[WORK TO COMPLETE]
Each line in the data must be reproduced as written, except for any picture.
** EXERCISE DATA follows **
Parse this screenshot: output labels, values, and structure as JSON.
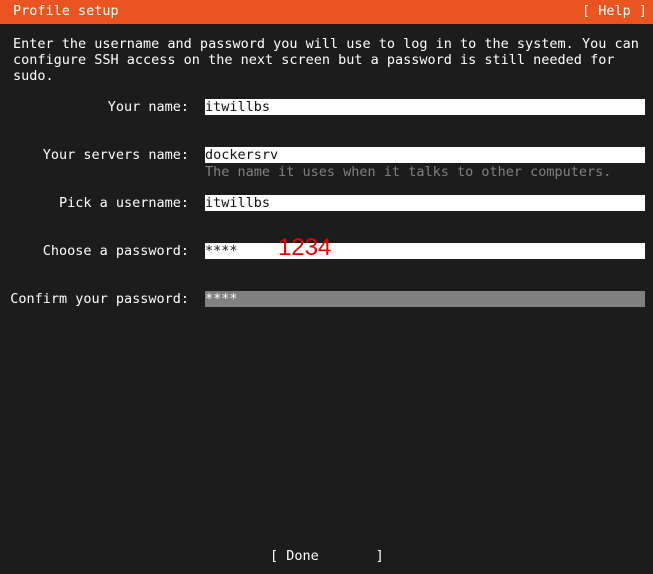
{
  "header": {
    "title": "Profile setup",
    "help_label": "[ Help ]",
    "background_color": "#e95420"
  },
  "intro_text": "Enter the username and password you will use to log in to the system. You can configure SSH access on the next screen but a password is still needed for sudo.",
  "form": {
    "your_name": {
      "label": "Your name:",
      "value": "itwillbs"
    },
    "server_name": {
      "label": "Your servers name:",
      "value": "dockersrv",
      "hint": "The name it uses when it talks to other computers."
    },
    "username": {
      "label": "Pick a username:",
      "value": "itwillbs"
    },
    "password": {
      "label": "Choose a password:",
      "value": "****"
    },
    "confirm_password": {
      "label": "Confirm your password:",
      "value": "****"
    }
  },
  "annotation": {
    "text": "1234",
    "color": "#ee0000"
  },
  "footer": {
    "done_open": "[ ",
    "done_label": "Done",
    "done_close": "       ]"
  }
}
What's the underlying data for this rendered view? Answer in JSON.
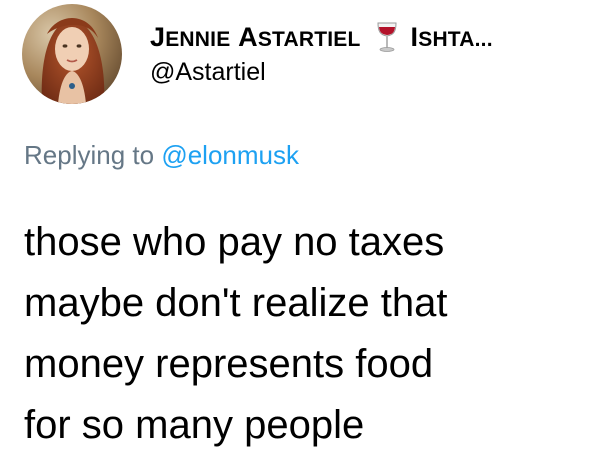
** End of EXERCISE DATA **
[FINISHED TASK]
Parse this screenshot: output labels, values, and structure as JSON.
{
  "header": {
    "title": "Profile setup",
    "help_label": "[ Help ]",
    "background_color": "#e95420"
  },
  "intro_text": "Enter the username and password you will use to log in to the system. You can configure SSH access on the next screen but a password is still needed for sudo.",
  "form": {
    "your_name": {
      "label": "Your name:",
      "value": "itwillbs"
    },
    "server_name": {
      "label": "Your servers name:",
      "value": "dockersrv",
      "hint": "The name it uses when it talks to other computers."
    },
    "username": {
      "label": "Pick a username:",
      "value": "itwillbs"
    },
    "password": {
      "label": "Choose a password:",
      "value": "****"
    },
    "confirm_password": {
      "label": "Confirm your password:",
      "value": "****"
    }
  },
  "annotation": {
    "text": "1234",
    "color": "#ee0000"
  },
  "footer": {
    "done_open": "[ ",
    "done_label": "Done",
    "done_close": "       ]"
  }
}
What's the underlying data for this rendered view? Answer in JSON.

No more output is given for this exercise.